A potentiometric taste sensor with multiarray lipid/polymer membranes was developed about 30 years ago. This taste sensor is called an electronic tongue with global selectivity, which implies the ability to classify the taste of foods into five basic tastes and quantify them. It has already been commercialized and utilized in food and pharmaceutical companies worldwide. The sensor can measure the gustatory phenomena occurring on the tongue and can furthermore express the taste felt by the brain through a chemometric approach. In this paper, we review studies on the taste sensor and the latest developments such as improved durability and reusability, the quantification of bitterness suppressed by high-potency sweeteners, and the evaluation of the saltiness enhancement effect.

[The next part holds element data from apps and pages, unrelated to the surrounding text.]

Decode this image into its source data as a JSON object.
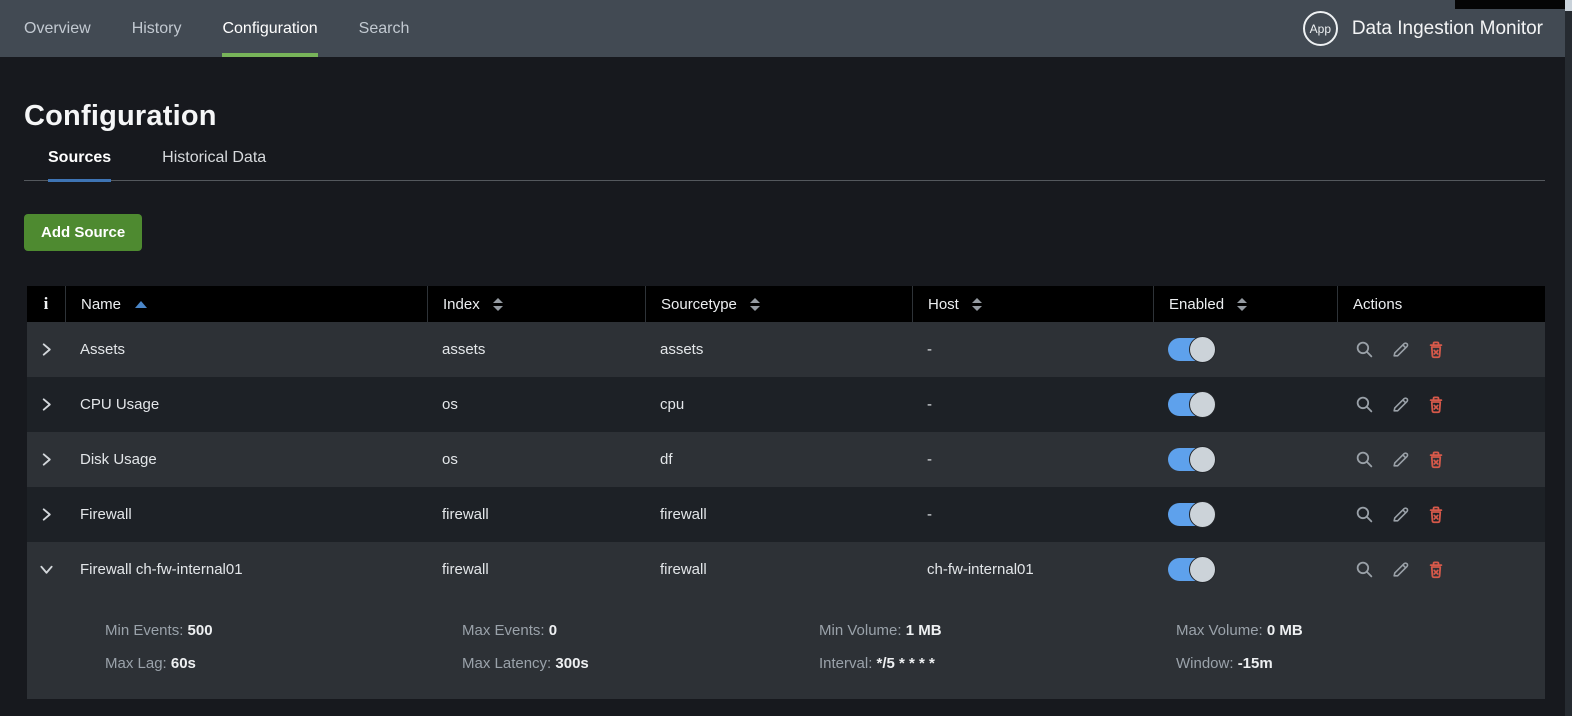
{
  "nav": {
    "items": [
      {
        "label": "Overview",
        "active": false
      },
      {
        "label": "History",
        "active": false
      },
      {
        "label": "Configuration",
        "active": true
      },
      {
        "label": "Search",
        "active": false
      }
    ],
    "app_badge": "App",
    "app_title": "Data Ingestion Monitor"
  },
  "page": {
    "title": "Configuration"
  },
  "tabs": [
    {
      "label": "Sources",
      "active": true
    },
    {
      "label": "Historical Data",
      "active": false
    }
  ],
  "toolbar": {
    "add_source_label": "Add Source"
  },
  "table": {
    "columns": [
      {
        "label": "i",
        "icon": "info-icon",
        "sort": "none"
      },
      {
        "label": "Name",
        "sort": "asc"
      },
      {
        "label": "Index",
        "sort": "both"
      },
      {
        "label": "Sourcetype",
        "sort": "both"
      },
      {
        "label": "Host",
        "sort": "both"
      },
      {
        "label": "Enabled",
        "sort": "both"
      },
      {
        "label": "Actions",
        "sort": "none"
      }
    ],
    "row_actions": [
      {
        "name": "search-icon"
      },
      {
        "name": "edit-icon"
      },
      {
        "name": "delete-icon"
      }
    ],
    "rows": [
      {
        "name": "Assets",
        "index": "assets",
        "sourcetype": "assets",
        "host": "-",
        "enabled": true,
        "expanded": false
      },
      {
        "name": "CPU Usage",
        "index": "os",
        "sourcetype": "cpu",
        "host": "-",
        "enabled": true,
        "expanded": false
      },
      {
        "name": "Disk Usage",
        "index": "os",
        "sourcetype": "df",
        "host": "-",
        "enabled": true,
        "expanded": false
      },
      {
        "name": "Firewall",
        "index": "firewall",
        "sourcetype": "firewall",
        "host": "-",
        "enabled": true,
        "expanded": false
      },
      {
        "name": "Firewall ch-fw-internal01",
        "index": "firewall",
        "sourcetype": "firewall",
        "host": "ch-fw-internal01",
        "enabled": true,
        "expanded": true,
        "details": [
          [
            {
              "label": "Min Events:",
              "value": "500"
            },
            {
              "label": "Max Events:",
              "value": "0"
            },
            {
              "label": "Min Volume:",
              "value": "1 MB"
            },
            {
              "label": "Max Volume:",
              "value": "0 MB"
            }
          ],
          [
            {
              "label": "Max Lag:",
              "value": "60s"
            },
            {
              "label": "Max Latency:",
              "value": "300s"
            },
            {
              "label": "Interval:",
              "value": "*/5 * * * *"
            },
            {
              "label": "Window:",
              "value": "-15m"
            }
          ]
        ]
      }
    ]
  },
  "colors": {
    "nav_background": "#424a53",
    "page_background": "#17191e",
    "nav_active_underline_green": "#78b45a",
    "add_button_green": "#4e8a30",
    "tab_active_underline_blue": "#3e74b4",
    "sort_asc_blue": "#4a86c8",
    "toggle_on_blue": "#5ea1ec",
    "row_light": "#2d3136",
    "row_dark": "#1d2126",
    "header_black": "#000000",
    "delete_red": "#d6594a",
    "icon_gray": "#9aa1a8"
  }
}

The last topic refers to a new mechanism of potentiometric measurement to detect noncharged bitter substances using allostery, which is applicable to many types of protein in biological systems.
All Science Journal Classification (ASJC) codes
- Analytical Chemistry